A library is a giant reservoir of memes say Dr. Nickerson.
Memes go out of style, but we keep a record, and sometimes they come back. Like bell bottoms. Museums are meme reservoirs. One guy in class pointed out that DI is a big meme reservoir. "Don't mind me, I'm just going to that big storehouse of memes next to Central Park" or "I'm going to go study at the meme reservoir where it's quiet." Or, "Hey, I could really use a 25 cent shirt, I'm going to go shop at Dated Meme Industries."

Libraries are today's Oral Tradition. Not that it's's what has taken that place. Instead of having someone keep our stories in their brains for us, everything is stored in books, newspapers, etc. and that all ends up at the library. Of course before libraries came around written language replaced oral tradition. Did you know The Epic of Gilgamesh was written in the first written language? Not the music I played in band today, but the actual epic. But still weird how things end up linking, isn't it?
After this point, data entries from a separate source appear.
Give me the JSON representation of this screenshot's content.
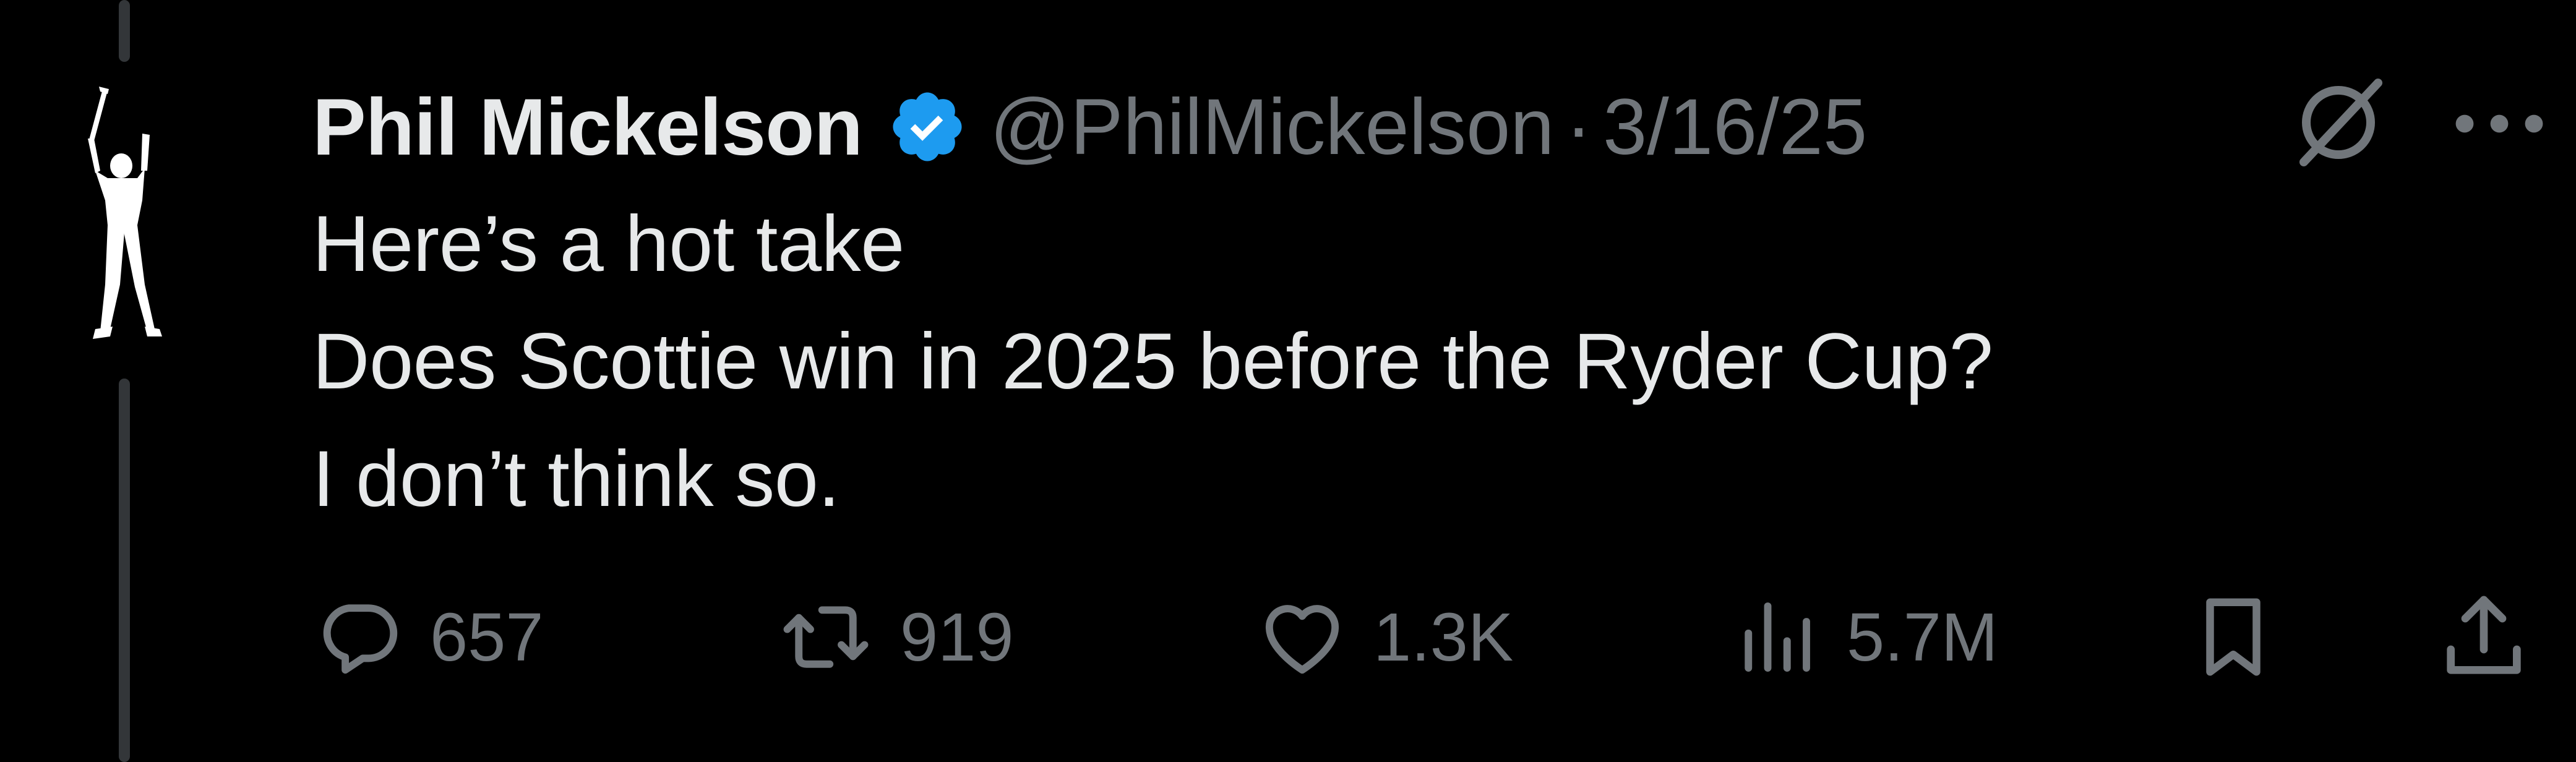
{
  "author": {
    "display_name": "Phil Mickelson",
    "handle": "@PhilMickelson",
    "separator": "·",
    "date": "3/16/25",
    "verified": true,
    "verified_color": "#1d9bf0"
  },
  "tweet": {
    "lines": [
      "Here’s a hot take",
      "Does Scottie win in 2025 before the Ryder Cup?",
      "I don’t think so."
    ]
  },
  "actions": {
    "reply_count": "657",
    "retweet_count": "919",
    "like_count": "1.3K",
    "view_count": "5.7M"
  },
  "icons": {
    "avatar": "golfer-silhouette-icon",
    "verified": "verified-badge-icon",
    "grok": "grok-icon",
    "more": "more-icon",
    "reply": "reply-icon",
    "retweet": "retweet-icon",
    "like": "heart-icon",
    "views": "views-icon",
    "bookmark": "bookmark-icon",
    "share": "share-icon"
  },
  "colors": {
    "background": "#000000",
    "text_primary": "#e7e9ea",
    "text_secondary": "#71767b",
    "thread_line": "#333639"
  }
}
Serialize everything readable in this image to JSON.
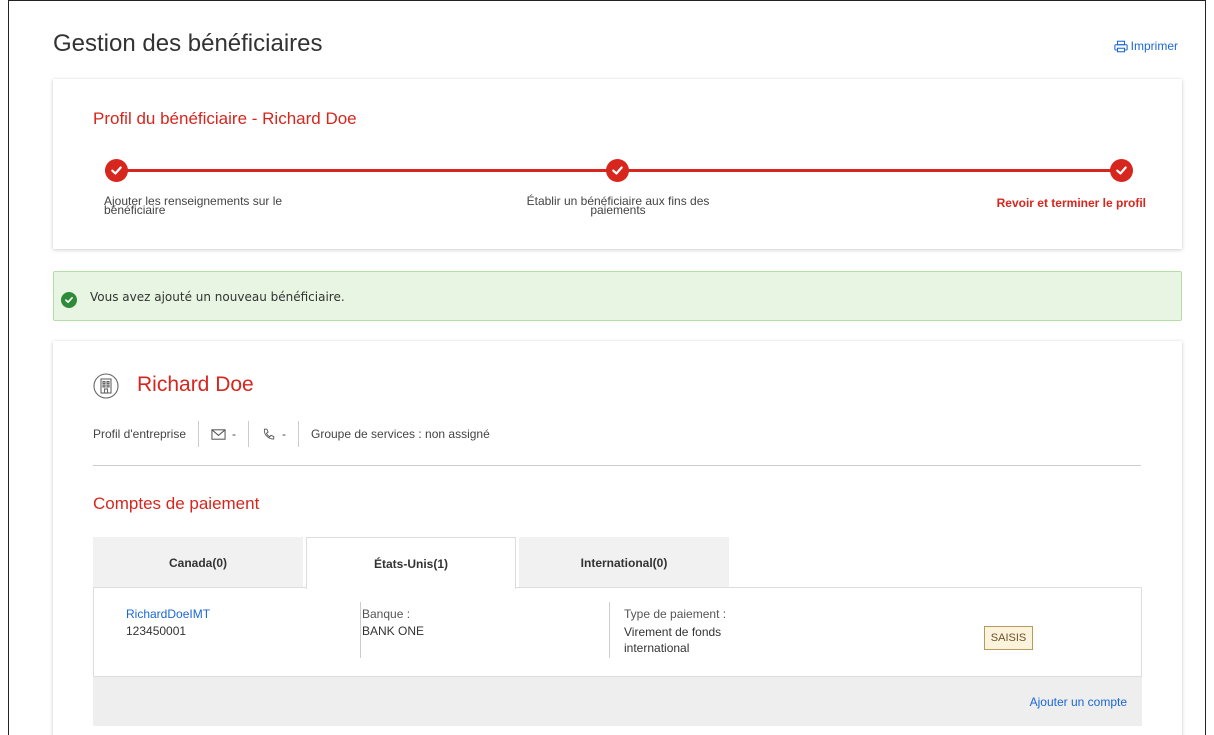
{
  "header": {
    "title": "Gestion des bénéficiaires",
    "print_label": "Imprimer"
  },
  "stepper": {
    "title": "Profil du bénéficiaire - Richard Doe",
    "steps": [
      {
        "label_line1": "Ajouter les renseignements sur le",
        "label_line2": "bénéficiaire"
      },
      {
        "label_line1": "Établir un bénéficiaire aux fins des",
        "label_line2": "paiements"
      },
      {
        "label_line1": "Revoir et terminer le profil",
        "label_line2": ""
      }
    ]
  },
  "banner": {
    "message": "Vous avez ajouté un nouveau bénéficiaire."
  },
  "beneficiary": {
    "name": "Richard Doe",
    "profile_type": "Profil d'entreprise",
    "email": "-",
    "phone": "-",
    "service_group": "Groupe de services : non assigné"
  },
  "accounts": {
    "section_title": "Comptes de paiement",
    "tabs": [
      {
        "label": "Canada(0)"
      },
      {
        "label": "États-Unis(1)"
      },
      {
        "label": "International(0)"
      }
    ],
    "active_tab": 1,
    "items": [
      {
        "name": "RichardDoeIMT",
        "number": "123450001",
        "bank_label": "Banque :",
        "bank_value": "BANK ONE",
        "type_label": "Type de paiement :",
        "type_value": "Virement de fonds international",
        "status": "SAISIS"
      }
    ],
    "add_label": "Ajouter un compte"
  },
  "colors": {
    "accent": "#d7261e",
    "link": "#1a66d6",
    "success_bg": "#e8f5e2",
    "success_icon": "#2e8b3a"
  }
}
My phone's ringing. In class today Dr. Petersen told us the flip phone comes from an idea on Star Trek. I've never watched Star Trek, but that's still pretty cool. So obviously science fiction can influence technology. They were making comic books about going to space before anyone actually did it. But what do you bet those NASA engineers and Sputnik creators read those comic books as a kid and dreamt? Ok, so I'm not sure if that kind of stuff was popular in the Soviet Union, but possibly. When I wrote my senior thesis last semester there was a girl who wrote her thesis at the same time and her's was on how science fiction affected history. (Because we're history majors.) But really, technology is part of history. What American history class have you taken that didn't cover the cotton gin or the Industrial Revolution? Ever heard of Johannes Gutenberg and his movable type? That changed history. "My favorite tall tale is about Eli Whitney and his interchangeable parts." I can't remember who said that, but it's still pretty awesome and somewhat relevant since I was talking about inventions and the cotton gin, which also happened to be invented by Eli Whitney.